Rick, a mechanical engineer, was not only a full participant in the project’s design decisions — he also acted as general contractor and even designed a number of components, from the fireplaces to the master closet and vaulted ceiling.

Some of Rick’s projects helped the 18-year-old home feel new again. For instance, technology has changed so much since 2001 that the bulky cabinet built for a tube TV was no longer necessary, and was taking up valuable space. Rick extended the hearth’s stone wall in its place and recessed a flat-screen TV inside.

He also brought Bruce Wendlandt back into the project for help in vaulting the low master ceiling. It was a relationship that would later reveal an eerie connection.

As mentioned, Laura selected the works of art, three of which were painted by Kansas City artist Helen Wendlandt.

“I knew her colors were spot-on for this house,” Laura says.

The first twist of fate was that Helen died on the day Laura hung her art in the house. During the reveal, when Laura told the story, there was a second, skin-tingling moment when the Bartelts realized that Bruce, who had designed the house, was Helen’s son. It all felt like fate.

“The whole situation floored us,” Laura says.

By the end of construction, the Bartelts were ready to move out of the basement and into their revived surroundings. They gave the highest credit to Laura for leading them where they didn’t know they wanted to go.

“There’s nothing we would change,” Christy says.


Flowers: Beco Flowers
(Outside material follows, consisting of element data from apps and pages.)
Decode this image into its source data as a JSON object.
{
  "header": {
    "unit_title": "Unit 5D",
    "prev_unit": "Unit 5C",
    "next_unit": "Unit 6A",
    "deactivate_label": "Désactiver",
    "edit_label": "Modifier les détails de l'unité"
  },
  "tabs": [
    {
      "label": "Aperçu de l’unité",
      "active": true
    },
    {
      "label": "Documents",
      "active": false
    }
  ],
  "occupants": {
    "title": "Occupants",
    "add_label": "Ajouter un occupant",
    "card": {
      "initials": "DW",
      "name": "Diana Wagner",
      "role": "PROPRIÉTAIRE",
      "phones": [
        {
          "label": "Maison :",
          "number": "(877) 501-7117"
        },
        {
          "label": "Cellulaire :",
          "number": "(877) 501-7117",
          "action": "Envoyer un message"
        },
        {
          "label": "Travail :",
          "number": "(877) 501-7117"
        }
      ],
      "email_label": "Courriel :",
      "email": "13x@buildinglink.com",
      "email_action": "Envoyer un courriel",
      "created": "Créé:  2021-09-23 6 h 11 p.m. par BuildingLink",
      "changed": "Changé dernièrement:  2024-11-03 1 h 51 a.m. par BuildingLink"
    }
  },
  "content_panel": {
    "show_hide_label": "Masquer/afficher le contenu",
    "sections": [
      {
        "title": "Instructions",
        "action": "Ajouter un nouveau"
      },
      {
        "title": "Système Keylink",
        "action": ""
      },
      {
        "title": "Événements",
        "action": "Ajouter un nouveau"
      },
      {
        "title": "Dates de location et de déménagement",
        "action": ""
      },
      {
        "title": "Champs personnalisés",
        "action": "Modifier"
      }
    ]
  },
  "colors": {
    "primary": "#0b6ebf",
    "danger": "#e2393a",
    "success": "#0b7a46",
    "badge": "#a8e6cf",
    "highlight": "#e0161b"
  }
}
Custom hood: Gieske

Tile: International Materials of Design

Countertops: Carthage Stoneworks

Fireplaces: ADI Cast Limestone